Of those incidents, the number of arrests made during this same period has dropped from 72,000 to 69,000 in 2015.
Incidents up 105,000, arrests down 3000.
It looks good for the minister to trot out that hackneyed line “crime is down,” when everyone knows, police included, it isn’t.
We have a huge P problem in New Zealand and police say it goes hand in hand with organised crime.
Recently, Northland police, helped by a good citizen, managed to prevent over 500 kilograms of P from reaching the market.
This was a great result – but it was a one-off.
Police say only considerable investment in disruption of organised crime in New Zealand will curtail or help to reduce the prevalence of P and other destructive drugs.
This is not happening under National.
Police say also that it has to be combined with investment in drug treatment facilities and education to also help reduce demand.
This isn’t happening under National either.
The P problem is growing; it’s not getting better.
Two months ago your local newspaper (Rotorua Daily Post, April 11, 2016) reported Methamphetamine is being detected in an increasing proportion of failed workplace drug tests in Rotorua.
The Drug Detection Agency (TDDA) figures show the proportion of Rotorua people testing positive was up in both the forestry and transport industries.
That is a worrying trend.
Police give a warning:
“Failure to invest in either of the areas (disrupting organised crime and drug treatment facilities) means the situation will continue to deteriorate.”
Under National, unfortunately, P and the problems that come with it, will only get worse.
New Zealand First’s policy is to reinforce the police frontline and we have a proven record.
Between 2005 and 2008 we brought in an extra 1000 frontline police, plus 235 back office staff.
The Prime Minister was in a real lather this year about how wonderful the TPPA would be for New Zealand.
Like some sort of magician he was plucking figures out of the air and said the deal would be worth $5 billion by 2025. Nine years from now.
The Prime Minister was talking total bovine scatology.
He can’t even find a looney tune Right-winger to backup that figure.
Now, all of a sudden he has gone quiet.
This week presumptive Democratic presidential nominee Hillary Clinton said the United States should reject the Trans-Pacific Partnership Agreement (TPPA) and renegotiate any trade agreements that were not beneficial to the American people.
The presidential race and opposition to the TPPA show how spurious and wasteful the process has been and demonstrates how pigheadedly the Prime Minister and others have continued to mislead New Zealanders.
There have been warnings for months that the promises behind the deal were totally illusory but Clinton’s latest statement cannot be ignored by the cheerleaders of globalism.
The other runner for the White House Donald Trump is opposed to the TPPA also.

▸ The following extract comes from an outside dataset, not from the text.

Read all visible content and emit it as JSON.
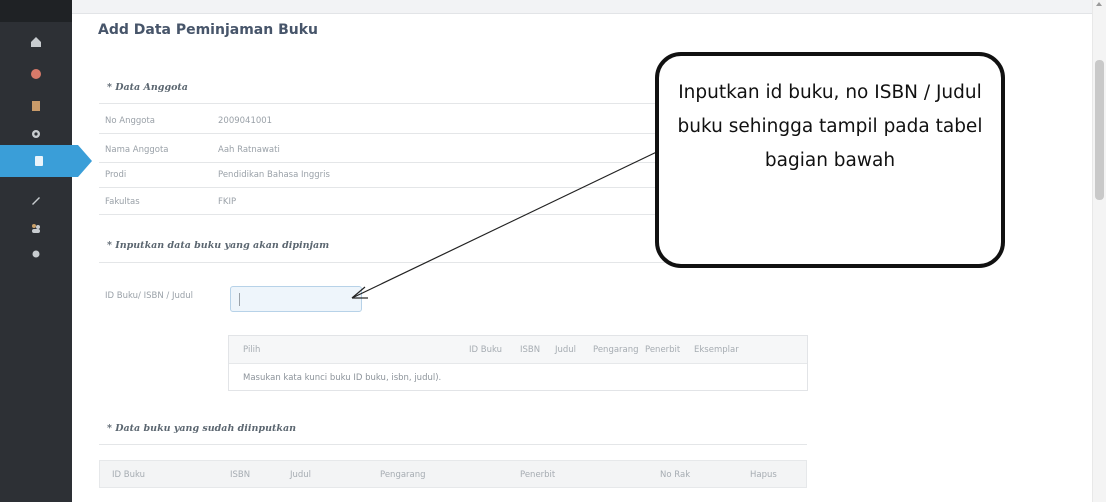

Regardless of who wins the White House, the US is now almost certain not to support the TPPA – it won’t happen.
Ladies and gentlemen, it has been a good year or so for New Zealand First - Northland by-election, keeping our flag, the TPPA and Brexit.